Kimberly Bell, who had a nine-year relationship with Bonds that ended in 2003, also said she observed changes in Bonds’ body, including acne and shrinkage of the testicles, as well as increased irritability.
“He was just increasingly aggressive, irritable, agitated,” Bell said under questioning from prosecutor Jeff Nedrow before a jury in the court of U.S. District Judge Susan Illston.
Last week, a prosecution science expert testified that the types of symptoms Bell said she observed were related to steroid use.
Bell’s testimony came at the start of the second week of Bonds’ trial on charges of lying in 2003 to a federal grand jury that was investigating sales of steroids and other performance-enhancing drugs by the Bay Area Laboratory Co-Operative, or BALCO.
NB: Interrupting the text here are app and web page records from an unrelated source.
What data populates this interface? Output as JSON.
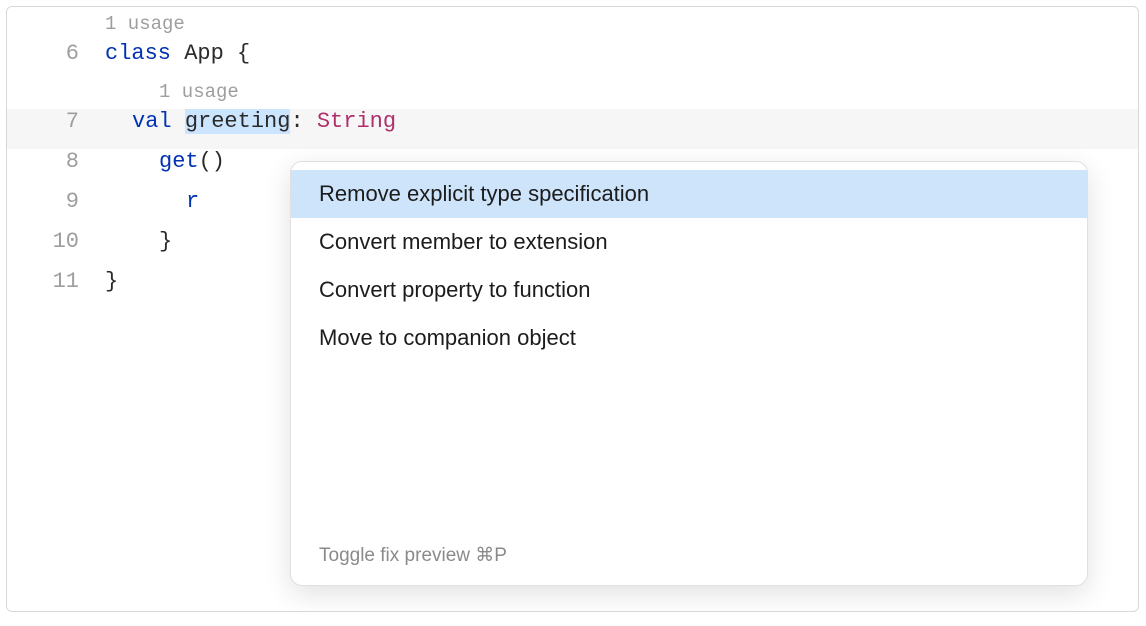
{
  "editor": {
    "inlays": {
      "class": "1 usage",
      "greeting": "1 usage"
    },
    "lines": [
      {
        "num": "6",
        "indent": 0,
        "tokens": [
          {
            "t": "class ",
            "cls": "kw"
          },
          {
            "t": "App ",
            "cls": "ident"
          },
          {
            "t": "{",
            "cls": "punct"
          }
        ]
      },
      {
        "num": "7",
        "indent": 2,
        "highlighted": true,
        "tokens": [
          {
            "t": "val ",
            "cls": "kw"
          },
          {
            "t": "greeting",
            "cls": "ident",
            "selected": true
          },
          {
            "t": ": ",
            "cls": "punct"
          },
          {
            "t": "String",
            "cls": "typ"
          }
        ]
      },
      {
        "num": "8",
        "indent": 4,
        "tokens": [
          {
            "t": "get",
            "cls": "fn-name"
          },
          {
            "t": "()",
            "cls": "punct"
          }
        ]
      },
      {
        "num": "9",
        "indent": 6,
        "tokens": [
          {
            "t": "r",
            "cls": "kw"
          }
        ]
      },
      {
        "num": "10",
        "indent": 4,
        "tokens": [
          {
            "t": "}",
            "cls": "punct"
          }
        ]
      },
      {
        "num": "11",
        "indent": 0,
        "tokens": [
          {
            "t": "}",
            "cls": "punct"
          }
        ]
      }
    ]
  },
  "popup": {
    "items": [
      {
        "label": "Remove explicit type specification",
        "selected": true
      },
      {
        "label": "Convert member to extension",
        "selected": false
      },
      {
        "label": "Convert property to function",
        "selected": false
      },
      {
        "label": "Move to companion object",
        "selected": false
      }
    ],
    "footer": "Toggle fix preview ⌘P"
  }
}
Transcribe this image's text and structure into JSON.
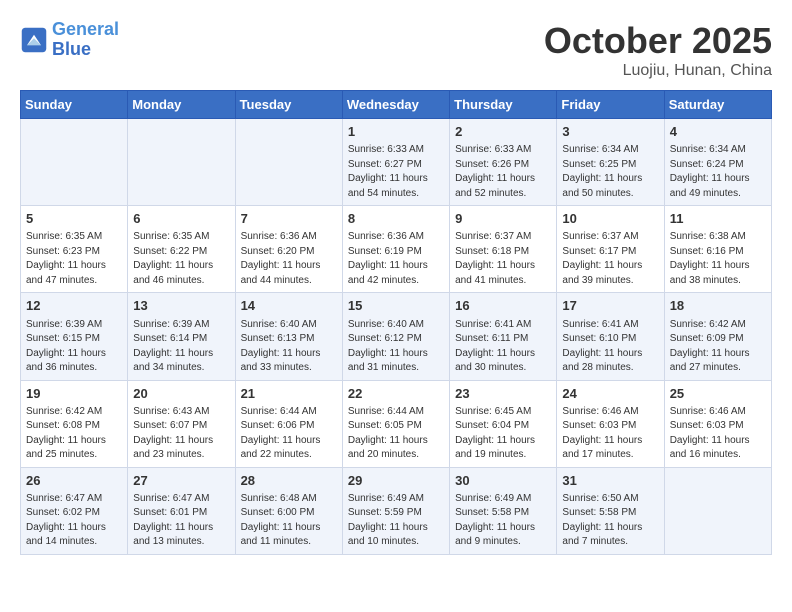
{
  "header": {
    "logo_line1": "General",
    "logo_line2": "Blue",
    "month": "October 2025",
    "location": "Luojiu, Hunan, China"
  },
  "weekdays": [
    "Sunday",
    "Monday",
    "Tuesday",
    "Wednesday",
    "Thursday",
    "Friday",
    "Saturday"
  ],
  "weeks": [
    [
      {
        "day": "",
        "info": ""
      },
      {
        "day": "",
        "info": ""
      },
      {
        "day": "",
        "info": ""
      },
      {
        "day": "1",
        "info": "Sunrise: 6:33 AM\nSunset: 6:27 PM\nDaylight: 11 hours\nand 54 minutes."
      },
      {
        "day": "2",
        "info": "Sunrise: 6:33 AM\nSunset: 6:26 PM\nDaylight: 11 hours\nand 52 minutes."
      },
      {
        "day": "3",
        "info": "Sunrise: 6:34 AM\nSunset: 6:25 PM\nDaylight: 11 hours\nand 50 minutes."
      },
      {
        "day": "4",
        "info": "Sunrise: 6:34 AM\nSunset: 6:24 PM\nDaylight: 11 hours\nand 49 minutes."
      }
    ],
    [
      {
        "day": "5",
        "info": "Sunrise: 6:35 AM\nSunset: 6:23 PM\nDaylight: 11 hours\nand 47 minutes."
      },
      {
        "day": "6",
        "info": "Sunrise: 6:35 AM\nSunset: 6:22 PM\nDaylight: 11 hours\nand 46 minutes."
      },
      {
        "day": "7",
        "info": "Sunrise: 6:36 AM\nSunset: 6:20 PM\nDaylight: 11 hours\nand 44 minutes."
      },
      {
        "day": "8",
        "info": "Sunrise: 6:36 AM\nSunset: 6:19 PM\nDaylight: 11 hours\nand 42 minutes."
      },
      {
        "day": "9",
        "info": "Sunrise: 6:37 AM\nSunset: 6:18 PM\nDaylight: 11 hours\nand 41 minutes."
      },
      {
        "day": "10",
        "info": "Sunrise: 6:37 AM\nSunset: 6:17 PM\nDaylight: 11 hours\nand 39 minutes."
      },
      {
        "day": "11",
        "info": "Sunrise: 6:38 AM\nSunset: 6:16 PM\nDaylight: 11 hours\nand 38 minutes."
      }
    ],
    [
      {
        "day": "12",
        "info": "Sunrise: 6:39 AM\nSunset: 6:15 PM\nDaylight: 11 hours\nand 36 minutes."
      },
      {
        "day": "13",
        "info": "Sunrise: 6:39 AM\nSunset: 6:14 PM\nDaylight: 11 hours\nand 34 minutes."
      },
      {
        "day": "14",
        "info": "Sunrise: 6:40 AM\nSunset: 6:13 PM\nDaylight: 11 hours\nand 33 minutes."
      },
      {
        "day": "15",
        "info": "Sunrise: 6:40 AM\nSunset: 6:12 PM\nDaylight: 11 hours\nand 31 minutes."
      },
      {
        "day": "16",
        "info": "Sunrise: 6:41 AM\nSunset: 6:11 PM\nDaylight: 11 hours\nand 30 minutes."
      },
      {
        "day": "17",
        "info": "Sunrise: 6:41 AM\nSunset: 6:10 PM\nDaylight: 11 hours\nand 28 minutes."
      },
      {
        "day": "18",
        "info": "Sunrise: 6:42 AM\nSunset: 6:09 PM\nDaylight: 11 hours\nand 27 minutes."
      }
    ],
    [
      {
        "day": "19",
        "info": "Sunrise: 6:42 AM\nSunset: 6:08 PM\nDaylight: 11 hours\nand 25 minutes."
      },
      {
        "day": "20",
        "info": "Sunrise: 6:43 AM\nSunset: 6:07 PM\nDaylight: 11 hours\nand 23 minutes."
      },
      {
        "day": "21",
        "info": "Sunrise: 6:44 AM\nSunset: 6:06 PM\nDaylight: 11 hours\nand 22 minutes."
      },
      {
        "day": "22",
        "info": "Sunrise: 6:44 AM\nSunset: 6:05 PM\nDaylight: 11 hours\nand 20 minutes."
      },
      {
        "day": "23",
        "info": "Sunrise: 6:45 AM\nSunset: 6:04 PM\nDaylight: 11 hours\nand 19 minutes."
      },
      {
        "day": "24",
        "info": "Sunrise: 6:46 AM\nSunset: 6:03 PM\nDaylight: 11 hours\nand 17 minutes."
      },
      {
        "day": "25",
        "info": "Sunrise: 6:46 AM\nSunset: 6:03 PM\nDaylight: 11 hours\nand 16 minutes."
      }
    ],
    [
      {
        "day": "26",
        "info": "Sunrise: 6:47 AM\nSunset: 6:02 PM\nDaylight: 11 hours\nand 14 minutes."
      },
      {
        "day": "27",
        "info": "Sunrise: 6:47 AM\nSunset: 6:01 PM\nDaylight: 11 hours\nand 13 minutes."
      },
      {
        "day": "28",
        "info": "Sunrise: 6:48 AM\nSunset: 6:00 PM\nDaylight: 11 hours\nand 11 minutes."
      },
      {
        "day": "29",
        "info": "Sunrise: 6:49 AM\nSunset: 5:59 PM\nDaylight: 11 hours\nand 10 minutes."
      },
      {
        "day": "30",
        "info": "Sunrise: 6:49 AM\nSunset: 5:58 PM\nDaylight: 11 hours\nand 9 minutes."
      },
      {
        "day": "31",
        "info": "Sunrise: 6:50 AM\nSunset: 5:58 PM\nDaylight: 11 hours\nand 7 minutes."
      },
      {
        "day": "",
        "info": ""
      }
    ]
  ]
}
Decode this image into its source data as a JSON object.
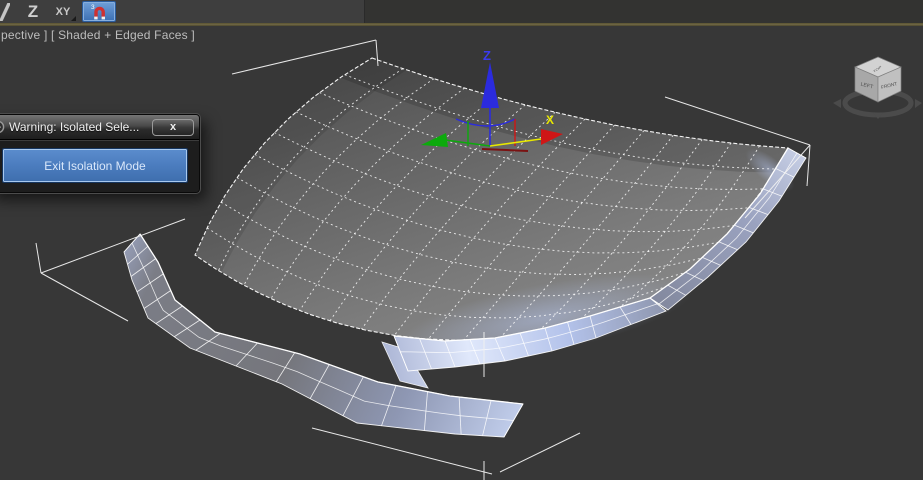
{
  "toolbar": {
    "z_button_label": "Z",
    "xy_button_label": "XY",
    "snap_superscript": "3",
    "snaps_active": true
  },
  "viewport": {
    "label": "pective ] [ Shaded + Edged Faces ]"
  },
  "dialog": {
    "title": "Warning: Isolated Sele...",
    "close_label": "x",
    "exit_button_label": "Exit Isolation Mode"
  },
  "gizmo": {
    "x_label": "X",
    "z_label": "Z"
  },
  "viewcube": {
    "top_label": "TOP",
    "left_label": "LEFT",
    "front_label": "FRONT"
  },
  "colors": {
    "viewport_bg": "#373737",
    "active_viewport_border": "#6b6342",
    "accent_blue": "#4a7bbd",
    "axis_x": "#cf1616",
    "axis_y": "#0caa0c",
    "axis_z": "#2b2bde",
    "selected_axis": "#e8e800",
    "wireframe": "#ffffff"
  }
}
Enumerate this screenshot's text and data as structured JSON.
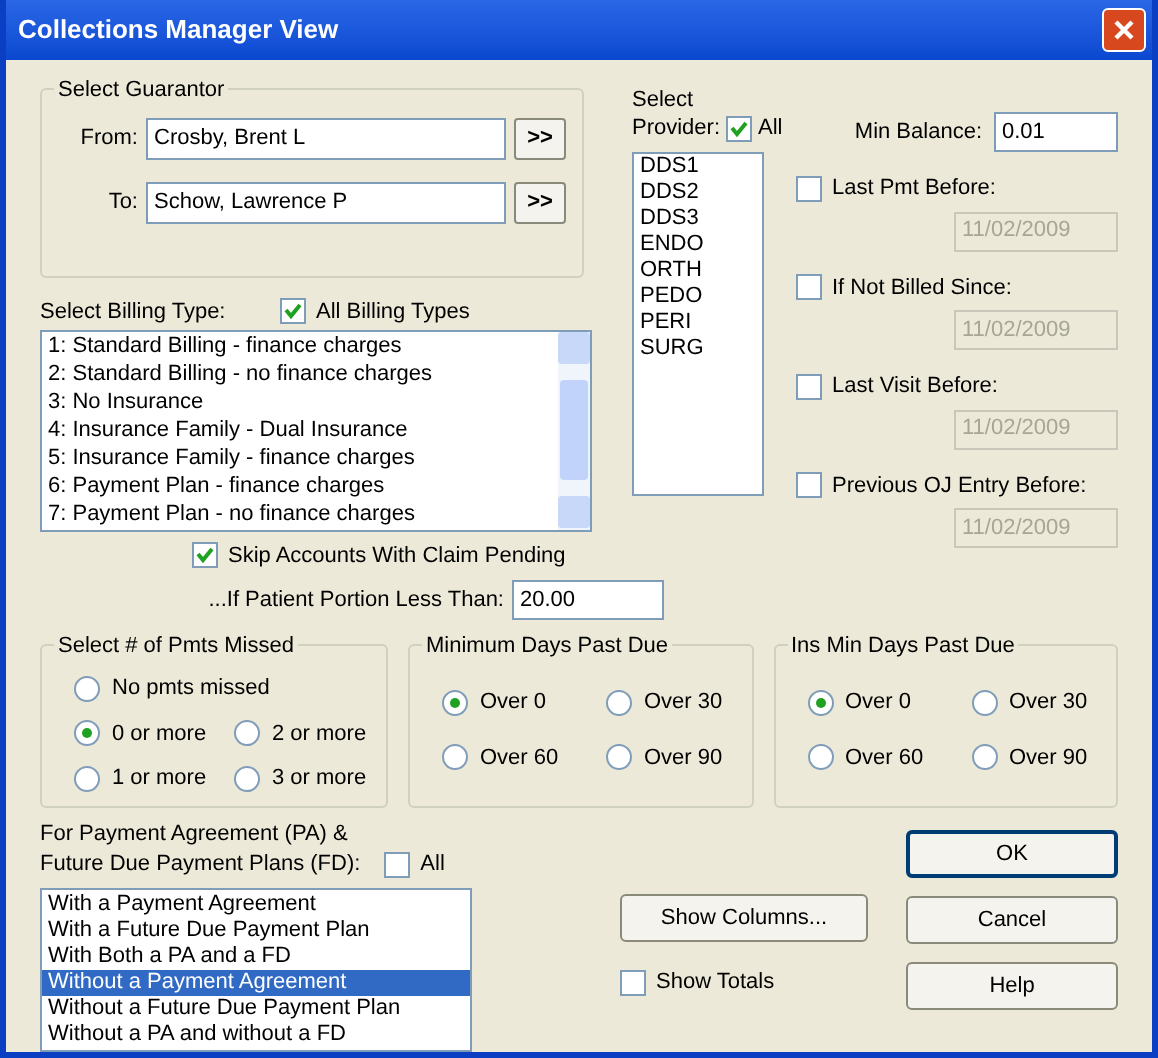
{
  "window": {
    "title": "Collections Manager View"
  },
  "guarantor": {
    "title": "Select Guarantor",
    "fields": [
      {
        "label": "From:",
        "value": "Crosby, Brent L",
        "button": ">>"
      },
      {
        "label": "To:",
        "value": "Schow, Lawrence P",
        "button": ">>"
      }
    ]
  },
  "billing": {
    "label": "Select Billing Type:",
    "all": {
      "label": "All Billing Types",
      "checked": true
    },
    "items": [
      "1: Standard Billing - finance charges",
      "2: Standard Billing - no finance charges",
      "3: No Insurance",
      "4: Insurance Family - Dual Insurance",
      "5: Insurance Family - finance charges",
      "6: Payment Plan - finance charges",
      "7: Payment Plan - no finance charges"
    ]
  },
  "skip_claim": {
    "label": "Skip Accounts With Claim Pending",
    "checked": true
  },
  "patient_portion": {
    "label": "...If Patient Portion Less Than:",
    "value": "20.00"
  },
  "provider": {
    "label_top": "Select",
    "label": "Provider:",
    "all": {
      "label": "All",
      "checked": true
    },
    "items": [
      "DDS1",
      "DDS2",
      "DDS3",
      "ENDO",
      "ORTH",
      "PEDO",
      "PERI",
      "SURG"
    ]
  },
  "min_balance": {
    "label": "Min Balance:",
    "value": "0.01"
  },
  "date_filters": [
    {
      "label": "Last Pmt Before:",
      "checked": false,
      "value": "11/02/2009"
    },
    {
      "label": "If Not Billed Since:",
      "checked": false,
      "value": "11/02/2009"
    },
    {
      "label": "Last Visit Before:",
      "checked": false,
      "value": "11/02/2009"
    },
    {
      "label": "Previous OJ Entry Before:",
      "checked": false,
      "value": "11/02/2009"
    }
  ],
  "groups": [
    {
      "title": "Select # of Pmts Missed",
      "options": [
        {
          "label": "No pmts missed",
          "selected": false
        },
        {
          "label": "0 or more",
          "selected": true
        },
        {
          "label": "2 or more",
          "selected": false
        },
        {
          "label": "1 or more",
          "selected": false
        },
        {
          "label": "3 or more",
          "selected": false
        }
      ]
    },
    {
      "title": "Minimum Days Past Due",
      "options": [
        {
          "label": "Over 0",
          "selected": true
        },
        {
          "label": "Over 30",
          "selected": false
        },
        {
          "label": "Over 60",
          "selected": false
        },
        {
          "label": "Over 90",
          "selected": false
        }
      ]
    },
    {
      "title": "Ins Min Days Past Due",
      "options": [
        {
          "label": "Over 0",
          "selected": true
        },
        {
          "label": "Over 30",
          "selected": false
        },
        {
          "label": "Over 60",
          "selected": false
        },
        {
          "label": "Over 90",
          "selected": false
        }
      ]
    }
  ],
  "payment_plans": {
    "label_lines": [
      "For Payment Agreement (PA) &",
      "Future Due Payment Plans (FD):"
    ],
    "all": {
      "label": "All",
      "checked": false
    },
    "items": [
      {
        "label": "With a Payment Agreement",
        "selected": false
      },
      {
        "label": "With a Future Due Payment Plan",
        "selected": false
      },
      {
        "label": "With Both a PA and a FD",
        "selected": false
      },
      {
        "label": "Without a Payment Agreement",
        "selected": true
      },
      {
        "label": "Without a Future Due Payment Plan",
        "selected": false
      },
      {
        "label": "Without a PA and without a FD",
        "selected": false
      }
    ]
  },
  "show_columns": "Show Columns...",
  "show_totals": {
    "label": "Show Totals",
    "checked": false
  },
  "buttons": [
    {
      "label": "OK",
      "default": true
    },
    {
      "label": "Cancel",
      "default": false
    },
    {
      "label": "Help",
      "default": false
    }
  ]
}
Bonds is accused of lying when he told the panel he never knowingly took steroids or human growth hormone from his trainer, Greg Anderson.
Anderson has refused to testify in the trial, but prosecutors are seeking to use an array of other evidence, including Bell’s testimony, to show that he knowingly took steroids.
Bell said that Bonds told her in either 1999 or 2000 that he was taking steroids after she asked him about an elbow injury.
During extensive cross-examination, defense attorney Cristina Arguedas questioned Bell about her numerous radio and television appearances and attempts at a book deal starting in 2004.
Asked whether she planned to make a lot of money on the proposed book, Bell answered, “The plan was to put my life back together.”
Bell denied being angry and bitter toward Bonds, saying only, “I was hurt.”
Bonds set Major League Baseball’s single-season and career home-run records while playing for the San Francisco Giants.
Julia Cheever, Bay City News